      I’m tempted to do pants/leg wraps. The tricky bit would be figuring out how to wrap between the legs & the crotch line! 😉

    • fabrickated

      Barbarags – can you let me know what you are thinking about and maybe I can help organise it. In terms of narrow cling film Marianna bought two rolls and that was enough for four of us.

      • Barbarags

        I was only thinking about getting a bodice done. From what Pia has written it seems that a combination of different sizes of cling film and clear tape is the best bet. I hope to get the room for 6 hours so, depending on the success of the initial bodice, people may go on to try another part of the body. Also it will be combined with doing some sewing for a charity so the whole time will not be spent wrapping each other in film! I’ll be watching out for any further posts on this and any comments by people who have tried it. The fit of your bodice was awesome.

  3. eimear

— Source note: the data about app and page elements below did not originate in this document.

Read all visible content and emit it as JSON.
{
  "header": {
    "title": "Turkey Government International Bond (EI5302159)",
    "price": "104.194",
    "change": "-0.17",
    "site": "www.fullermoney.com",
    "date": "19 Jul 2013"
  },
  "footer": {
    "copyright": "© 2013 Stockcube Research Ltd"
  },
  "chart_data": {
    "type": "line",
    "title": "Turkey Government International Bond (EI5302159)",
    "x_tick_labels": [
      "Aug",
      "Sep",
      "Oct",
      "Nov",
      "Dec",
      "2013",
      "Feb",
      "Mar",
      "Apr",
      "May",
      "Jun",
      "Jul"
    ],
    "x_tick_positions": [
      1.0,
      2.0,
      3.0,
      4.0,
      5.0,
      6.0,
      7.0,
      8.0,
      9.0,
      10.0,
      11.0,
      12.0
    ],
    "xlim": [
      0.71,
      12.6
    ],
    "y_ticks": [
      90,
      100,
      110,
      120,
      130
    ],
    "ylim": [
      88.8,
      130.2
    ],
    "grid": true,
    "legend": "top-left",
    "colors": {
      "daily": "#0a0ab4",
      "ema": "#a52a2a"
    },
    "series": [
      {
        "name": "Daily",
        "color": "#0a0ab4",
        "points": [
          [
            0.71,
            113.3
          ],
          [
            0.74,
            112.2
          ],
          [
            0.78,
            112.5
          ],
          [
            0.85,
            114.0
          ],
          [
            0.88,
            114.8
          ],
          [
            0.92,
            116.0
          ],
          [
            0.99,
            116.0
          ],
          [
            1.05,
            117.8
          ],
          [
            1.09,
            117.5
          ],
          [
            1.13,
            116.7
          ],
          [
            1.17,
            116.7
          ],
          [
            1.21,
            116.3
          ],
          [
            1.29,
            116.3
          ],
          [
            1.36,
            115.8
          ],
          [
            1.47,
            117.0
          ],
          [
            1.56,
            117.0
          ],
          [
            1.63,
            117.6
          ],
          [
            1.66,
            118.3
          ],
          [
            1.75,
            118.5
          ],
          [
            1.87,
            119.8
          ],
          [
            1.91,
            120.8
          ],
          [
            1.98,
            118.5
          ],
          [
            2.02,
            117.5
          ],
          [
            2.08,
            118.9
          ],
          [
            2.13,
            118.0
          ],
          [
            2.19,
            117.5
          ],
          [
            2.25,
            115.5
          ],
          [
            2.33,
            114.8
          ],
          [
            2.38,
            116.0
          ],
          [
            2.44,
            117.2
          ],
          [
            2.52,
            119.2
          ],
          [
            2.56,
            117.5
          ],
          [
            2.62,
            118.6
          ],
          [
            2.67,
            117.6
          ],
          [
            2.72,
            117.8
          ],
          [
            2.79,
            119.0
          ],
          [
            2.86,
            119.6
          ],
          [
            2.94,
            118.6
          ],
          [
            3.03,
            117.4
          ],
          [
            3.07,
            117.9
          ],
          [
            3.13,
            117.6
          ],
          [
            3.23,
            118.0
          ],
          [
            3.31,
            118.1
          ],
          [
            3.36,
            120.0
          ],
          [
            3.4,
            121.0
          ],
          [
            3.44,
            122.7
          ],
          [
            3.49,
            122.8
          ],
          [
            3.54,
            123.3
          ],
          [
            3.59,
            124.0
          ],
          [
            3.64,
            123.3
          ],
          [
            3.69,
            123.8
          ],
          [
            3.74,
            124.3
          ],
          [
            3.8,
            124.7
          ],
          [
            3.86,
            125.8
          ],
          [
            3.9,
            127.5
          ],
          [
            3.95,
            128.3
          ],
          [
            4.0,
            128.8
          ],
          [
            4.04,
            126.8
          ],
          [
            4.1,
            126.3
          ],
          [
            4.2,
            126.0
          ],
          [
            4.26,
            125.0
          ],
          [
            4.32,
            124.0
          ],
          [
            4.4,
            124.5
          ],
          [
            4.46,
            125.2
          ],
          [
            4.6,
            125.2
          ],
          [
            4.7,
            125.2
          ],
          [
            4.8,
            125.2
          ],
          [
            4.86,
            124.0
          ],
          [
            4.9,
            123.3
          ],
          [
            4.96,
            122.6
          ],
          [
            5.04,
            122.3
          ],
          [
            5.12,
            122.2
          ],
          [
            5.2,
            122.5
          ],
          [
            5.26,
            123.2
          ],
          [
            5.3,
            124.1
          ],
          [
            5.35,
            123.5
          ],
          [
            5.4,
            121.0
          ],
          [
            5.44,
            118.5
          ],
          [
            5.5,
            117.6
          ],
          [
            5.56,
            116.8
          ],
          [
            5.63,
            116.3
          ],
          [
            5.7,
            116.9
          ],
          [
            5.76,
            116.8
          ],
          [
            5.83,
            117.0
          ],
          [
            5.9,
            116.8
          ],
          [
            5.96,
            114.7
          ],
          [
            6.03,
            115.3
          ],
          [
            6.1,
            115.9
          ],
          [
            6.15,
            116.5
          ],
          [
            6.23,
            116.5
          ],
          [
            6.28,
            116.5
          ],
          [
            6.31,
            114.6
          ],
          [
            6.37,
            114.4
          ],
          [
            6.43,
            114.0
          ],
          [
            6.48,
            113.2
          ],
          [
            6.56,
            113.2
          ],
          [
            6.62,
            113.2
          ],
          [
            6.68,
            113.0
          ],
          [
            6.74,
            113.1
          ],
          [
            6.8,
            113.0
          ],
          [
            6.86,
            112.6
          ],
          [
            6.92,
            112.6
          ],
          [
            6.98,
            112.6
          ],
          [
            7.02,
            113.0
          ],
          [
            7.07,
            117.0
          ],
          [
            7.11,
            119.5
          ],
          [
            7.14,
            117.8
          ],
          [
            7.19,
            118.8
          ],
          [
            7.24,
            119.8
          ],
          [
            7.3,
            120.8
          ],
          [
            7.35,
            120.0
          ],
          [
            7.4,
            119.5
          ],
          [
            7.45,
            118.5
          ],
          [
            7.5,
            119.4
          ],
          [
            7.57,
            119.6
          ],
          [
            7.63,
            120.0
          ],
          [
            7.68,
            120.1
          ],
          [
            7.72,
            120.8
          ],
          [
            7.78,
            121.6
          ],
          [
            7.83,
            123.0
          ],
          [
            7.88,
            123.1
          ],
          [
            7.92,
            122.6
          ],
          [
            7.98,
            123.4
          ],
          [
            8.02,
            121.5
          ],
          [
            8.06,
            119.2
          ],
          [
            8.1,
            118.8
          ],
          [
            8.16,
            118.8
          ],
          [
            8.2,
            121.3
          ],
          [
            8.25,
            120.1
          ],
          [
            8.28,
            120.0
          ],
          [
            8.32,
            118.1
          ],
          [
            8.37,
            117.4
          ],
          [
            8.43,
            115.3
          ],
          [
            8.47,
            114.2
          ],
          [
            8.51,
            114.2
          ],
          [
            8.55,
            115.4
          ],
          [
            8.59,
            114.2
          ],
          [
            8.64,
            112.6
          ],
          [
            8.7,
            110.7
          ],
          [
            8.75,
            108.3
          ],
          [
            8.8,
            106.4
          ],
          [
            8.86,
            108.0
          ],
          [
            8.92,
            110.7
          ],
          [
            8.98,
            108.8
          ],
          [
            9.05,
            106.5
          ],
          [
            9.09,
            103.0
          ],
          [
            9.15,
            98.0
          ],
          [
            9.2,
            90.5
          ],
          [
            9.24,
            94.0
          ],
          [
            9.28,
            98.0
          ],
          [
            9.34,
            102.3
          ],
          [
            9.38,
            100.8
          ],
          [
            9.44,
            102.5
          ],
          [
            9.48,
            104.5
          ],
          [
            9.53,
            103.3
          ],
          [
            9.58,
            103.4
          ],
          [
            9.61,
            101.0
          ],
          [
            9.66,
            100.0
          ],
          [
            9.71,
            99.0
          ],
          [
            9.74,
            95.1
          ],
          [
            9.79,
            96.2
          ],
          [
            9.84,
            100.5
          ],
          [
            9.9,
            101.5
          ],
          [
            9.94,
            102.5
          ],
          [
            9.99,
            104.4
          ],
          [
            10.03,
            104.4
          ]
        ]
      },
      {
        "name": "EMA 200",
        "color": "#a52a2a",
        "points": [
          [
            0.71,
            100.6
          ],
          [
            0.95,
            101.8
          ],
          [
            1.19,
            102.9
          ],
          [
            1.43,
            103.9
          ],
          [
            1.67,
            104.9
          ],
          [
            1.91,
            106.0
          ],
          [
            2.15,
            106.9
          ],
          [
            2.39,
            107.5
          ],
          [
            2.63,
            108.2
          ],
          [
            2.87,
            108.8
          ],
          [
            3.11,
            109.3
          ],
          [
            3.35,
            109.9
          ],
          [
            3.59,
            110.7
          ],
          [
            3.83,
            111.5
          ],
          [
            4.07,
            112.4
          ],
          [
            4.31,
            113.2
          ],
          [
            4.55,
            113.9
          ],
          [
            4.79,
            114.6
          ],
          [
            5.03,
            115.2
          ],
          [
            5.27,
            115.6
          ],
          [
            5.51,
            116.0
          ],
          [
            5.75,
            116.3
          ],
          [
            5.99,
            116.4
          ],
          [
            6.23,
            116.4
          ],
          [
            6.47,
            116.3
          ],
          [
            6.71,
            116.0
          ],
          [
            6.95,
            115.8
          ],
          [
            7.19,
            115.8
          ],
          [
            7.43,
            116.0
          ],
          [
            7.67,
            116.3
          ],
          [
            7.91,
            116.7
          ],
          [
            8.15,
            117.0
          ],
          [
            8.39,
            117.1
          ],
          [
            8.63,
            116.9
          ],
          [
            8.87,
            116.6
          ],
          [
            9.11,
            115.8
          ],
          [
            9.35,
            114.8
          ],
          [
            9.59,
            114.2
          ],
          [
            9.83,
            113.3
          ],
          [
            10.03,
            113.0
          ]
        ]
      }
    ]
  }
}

    fantastic fit – really brilliant and a great idea how you all did it together. I made a new jeans block last year and made up the toile, It was an okay fit, but then I had my partner pin excess fabric at the back and I then machine stitched the pinning, fitted again and it was perfect. when I undid the toile to retrace pattern it gave a slight curve in the line of the thigh, I have used the pattern twice and both times its been perfect.

  4. Mary Funt

    The fit looks perfect! This method does have a lot of advantages. I’ve found the most difficult part of drafting a fitting block is getting accurate measurements. No measuring with this technique. To produce a working block which fits close to the body yet isn’t skin tight I would lower the underarm about 1 cm, add 1 cm to the side seams, extend the shoulder 0.5 cm. The neckline looks good as is. The dart can be moved to any location or divided into multiple darts. It sounds like you will be hosting a pant/sleeve session.

  5. Annnieloveslinen

    Really impressive Kate, I wondered how to add ease without distorting the balance Mary’s advice seems to address this. It would be well worth making this shell pattern on oak tag, you’re unlikely to find a better fitting commercial one. I do think one needs to have some fitting knowledge for this method to be successful, you were a good team with a lot of experience between you, Pia was a hero. You’re also inspiring others to have a go.

  6. Giorgia

    Hi Kate! Giorgia here from the class 🙂 I’ve been following the blog, hoping to see more about this cling wrap magic and I haven’t been disappointed! I would love to join next session and help organise. I think I’ve seen something advertised on the sewing meet-up? It would be my first meet up as well so what a way to get started!

  7. Barbarags

    Having a session of cling filming on 28 August. We have been lent a function room very about 3 minutes from Balham tube and rail station from 11 am to 5 pm. We are going to be combining doing some sewing for a charity and other sewing, fitting, etc with those who want to do so trying for a bodice, and/or sleeve and one person is going to attempt a hip and leg wrap. Anybody interested. If so, I will send more information.

Leave a Reply